## What needs to be done
Scan the data below for the string "heading". Copy every line where it appears.

'''

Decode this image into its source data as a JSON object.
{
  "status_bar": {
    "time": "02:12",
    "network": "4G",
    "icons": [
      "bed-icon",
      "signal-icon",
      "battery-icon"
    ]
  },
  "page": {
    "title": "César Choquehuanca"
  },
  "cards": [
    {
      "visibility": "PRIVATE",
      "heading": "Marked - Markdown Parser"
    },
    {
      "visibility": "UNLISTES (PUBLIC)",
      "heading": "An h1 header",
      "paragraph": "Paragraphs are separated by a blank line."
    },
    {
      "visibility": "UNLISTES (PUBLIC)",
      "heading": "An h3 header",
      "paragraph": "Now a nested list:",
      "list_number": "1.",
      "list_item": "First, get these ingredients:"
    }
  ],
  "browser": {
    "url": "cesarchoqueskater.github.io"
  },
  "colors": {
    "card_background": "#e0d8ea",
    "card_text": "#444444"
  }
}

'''

## Answer box
      "heading": "Marked - Markdown Parser"
      "heading": "An h1 header",
      "heading": "An h3 header",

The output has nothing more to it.